Four months after the radiation treatment, the 42 participants who were tested showed a 7 percent decline in delayed recall.

This decline is significantly less than the 30 percent drop in delayed recall typically experienced by patients undergoing whole brain radiation therapy.

At six months, the decline was only an additional 2 percent.

Median survival for the group was 6.8 months.

Keith L. Black, MD, chair and professor of Cedars-Sinai’s Department of Neurosurgery, director of the Cochran Brain Tumor Center, director of the Maxine Dunitz Neurosurgical Institute and the Ruth and Lawrence Harvey Chair in Neuroscience, told dailyRx News, “This study confirms what one would predict, that limiting the radiation dose in areas that are critical for memory would result in improved cognitive and memory performance in patients.

"This is a comparison study with historical controls, which has limitations, but it nevertheless provides important clinical evidence of a beneficial effect of this approach,” Dr. Black said.

This study was presented at the American Society for Radiation Oncology’s (ASTRO’s) 55th Annual Meeting. 

All research is considered preliminary before it’s published in a peer-reviewed journal.

The National Cancer Institute funded this research.
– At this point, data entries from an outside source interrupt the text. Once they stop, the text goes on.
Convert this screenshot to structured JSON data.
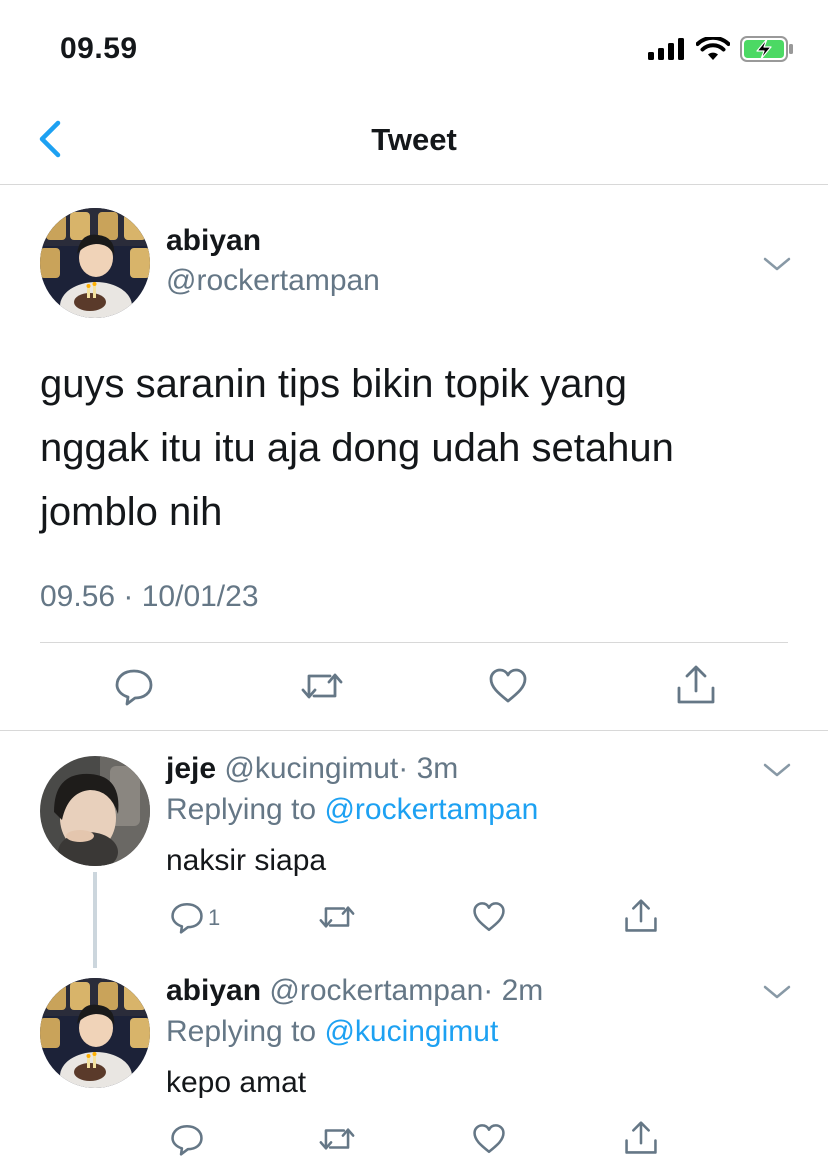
{
  "status_bar": {
    "time": "09.59",
    "icons": [
      "signal-icon",
      "wifi-icon",
      "battery-charging-icon"
    ],
    "battery_color": "#4cd964"
  },
  "nav": {
    "title": "Tweet",
    "back_icon": "chevron-left-icon",
    "accent": "#1da1f2"
  },
  "main_tweet": {
    "name": "abiyan",
    "handle": "@rockertampan",
    "text_lines": [
      "guys saranin tips bikin topik yang",
      "nggak itu itu aja dong udah setahun",
      "jomblo nih"
    ],
    "timestamp": "09.56 · 10/01/23",
    "actions": [
      "reply-icon",
      "retweet-icon",
      "like-icon",
      "share-icon"
    ]
  },
  "replies": [
    {
      "name": "jeje",
      "handle": "@kucingimut",
      "age": "· 3m",
      "replying_prefix": "Replying to ",
      "replying_to": "@rockertampan",
      "text": "naksir siapa",
      "reply_count": "1"
    },
    {
      "name": "abiyan",
      "handle": "@rockertampan",
      "age": "· 2m",
      "replying_prefix": "Replying to ",
      "replying_to": "@kucingimut",
      "text": "kepo amat",
      "reply_count": ""
    }
  ]
}
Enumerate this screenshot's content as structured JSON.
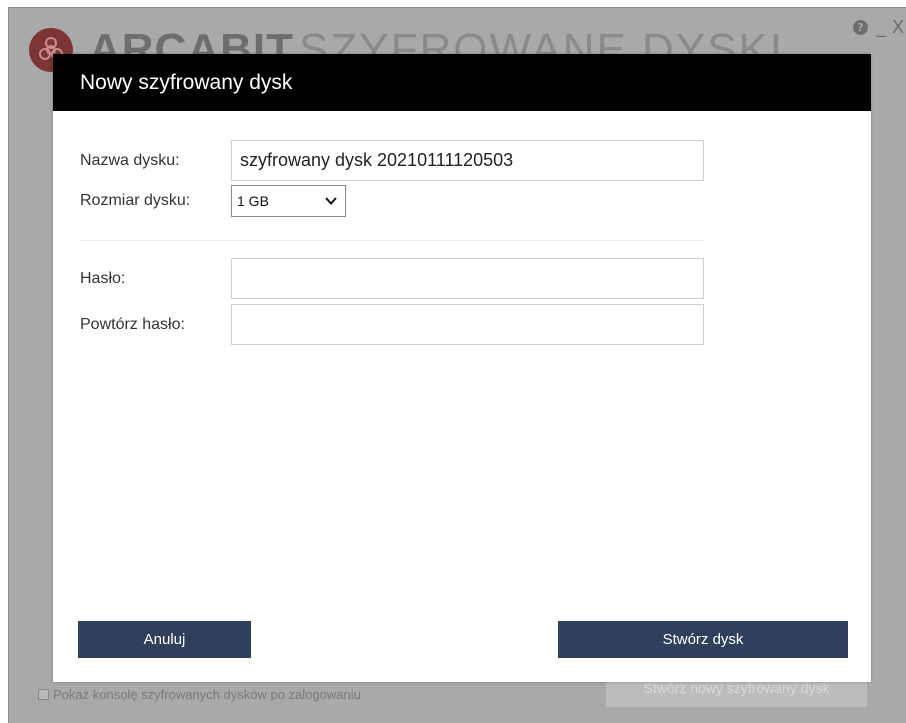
{
  "background_app": {
    "brand_name": "ARCABIT",
    "product_name": "SZYFROWANE DYSKI",
    "window_controls": {
      "help": "?",
      "minimize": "_",
      "close": "X"
    },
    "show_console_checkbox": {
      "label": "Pokaż konsolę szyfrowanych dysków po zalogowaniu",
      "checked": false
    },
    "create_new_disk_button": "Stwórz nowy szyfrowany dysk"
  },
  "dialog": {
    "title": "Nowy szyfrowany dysk",
    "fields": {
      "disk_name": {
        "label": "Nazwa dysku:",
        "value": "szyfrowany dysk 20210111120503"
      },
      "disk_size": {
        "label": "Rozmiar dysku:",
        "selected": "1 GB"
      },
      "password": {
        "label": "Hasło:",
        "value": ""
      },
      "repeat_password": {
        "label": "Powtórz hasło:",
        "value": ""
      }
    },
    "buttons": {
      "cancel": "Anuluj",
      "create": "Stwórz dysk"
    }
  },
  "colors": {
    "dialog_header_bg": "#000000",
    "button_bg": "#2f3f5c",
    "overlay_bg": "#a9a9a9",
    "brand_logo": "#7c3434"
  },
  "icons": {
    "brand_logo": "biohazard-icon",
    "select_arrow": "chevron-down-icon",
    "help": "help-icon",
    "minimize": "minimize-icon",
    "close": "close-icon"
  }
}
Two of the authors reported financial relationships with pharmaceutical and medical device companies.

Review Date: 
September 25, 2013
Last Updated:
December 30, 2013